═══ Data for this task ═══

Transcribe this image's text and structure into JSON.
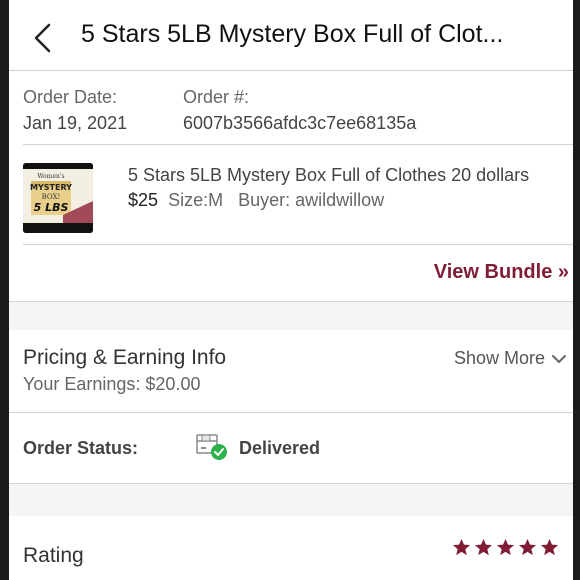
{
  "header": {
    "title": "5 Stars 5LB Mystery Box Full of Clot..."
  },
  "order": {
    "date_label": "Order Date:",
    "date_value": "Jan 19, 2021",
    "number_label": "Order #:",
    "number_value": "6007b3566afdc3c7ee68135a"
  },
  "item": {
    "title": "5 Stars 5LB Mystery Box Full of Clothes 20 dollars",
    "price": "$25",
    "size": "Size:M",
    "buyer": "Buyer: awildwillow",
    "thumb_text": {
      "line1": "Women's",
      "line2": "MYSTERY",
      "line3": "BOX!",
      "line4": "5 LBS"
    }
  },
  "bundle": {
    "link_label": "View Bundle »"
  },
  "pricing": {
    "title": "Pricing & Earning Info",
    "earnings": "Your Earnings: $20.00",
    "show_more_label": "Show More"
  },
  "status": {
    "label": "Order Status:",
    "value": "Delivered",
    "icon": "box-delivered-icon"
  },
  "rating": {
    "label": "Rating",
    "stars": 5
  },
  "colors": {
    "accent": "#7f1d36",
    "delivered_green": "#2bb24c"
  }
}
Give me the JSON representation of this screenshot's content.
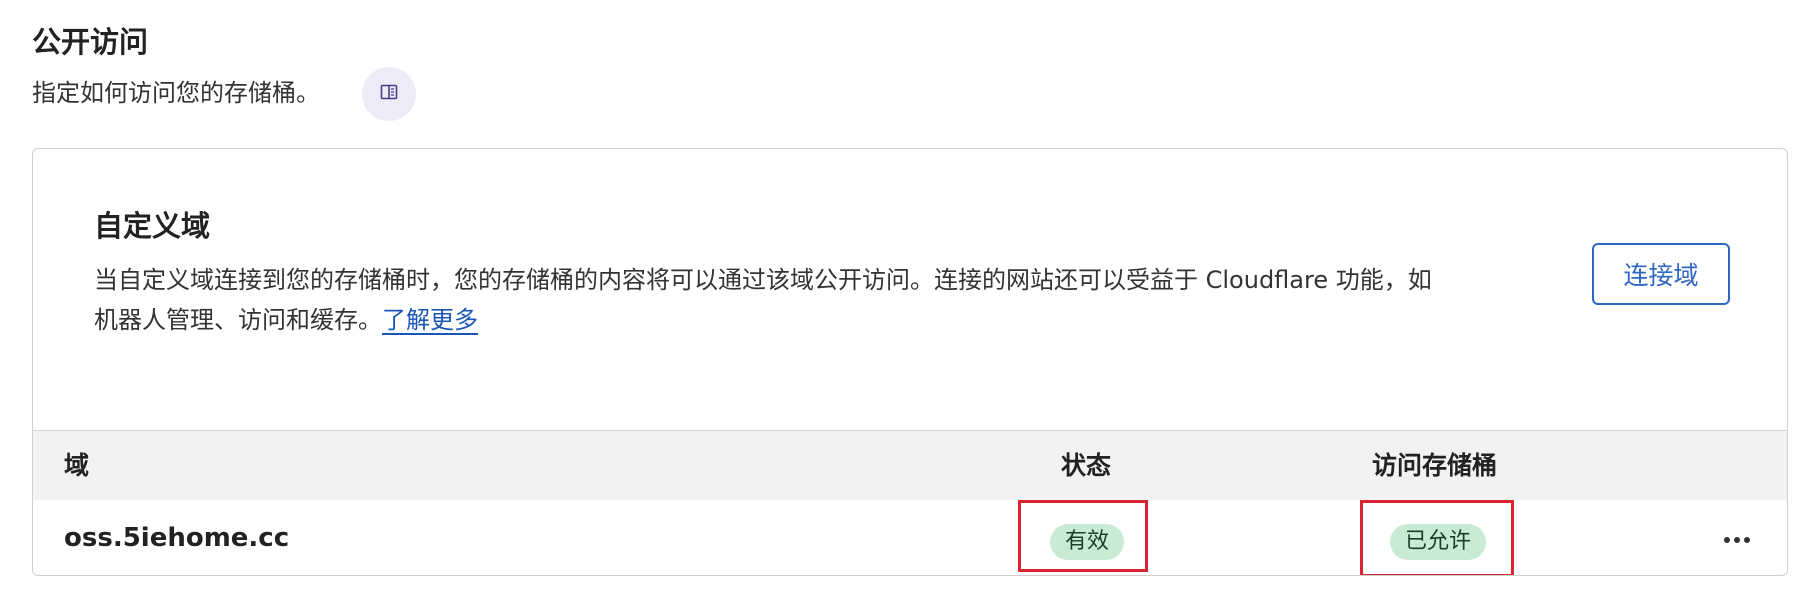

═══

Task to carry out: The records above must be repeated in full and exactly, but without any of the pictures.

Task response:
Transcribe this image's text and structure into JSON.
{
  "header": {
    "title": "5 Stars 5LB Mystery Box Full of Clot..."
  },
  "order": {
    "date_label": "Order Date:",
    "date_value": "Jan 19, 2021",
    "number_label": "Order #:",
    "number_value": "6007b3566afdc3c7ee68135a"
  },
  "item": {
    "title": "5 Stars 5LB Mystery Box Full of Clothes 20 dollars",
    "price": "$25",
    "size": "Size:M",
    "buyer": "Buyer: awildwillow",
    "thumb_text": {
      "line1": "Women's",
      "line2": "MYSTERY",
      "line3": "BOX!",
      "line4": "5 LBS"
    }
  },
  "bundle": {
    "link_label": "View Bundle »"
  },
  "pricing": {
    "title": "Pricing & Earning Info",
    "earnings": "Your Earnings: $20.00",
    "show_more_label": "Show More"
  },
  "status": {
    "label": "Order Status:",
    "value": "Delivered",
    "icon": "box-delivered-icon"
  },
  "rating": {
    "label": "Rating",
    "stars": 5
  },
  "colors": {
    "accent": "#7f1d36",
    "delivered_green": "#2bb24c"
  }
}
Give me the JSON representation of this screenshot's content.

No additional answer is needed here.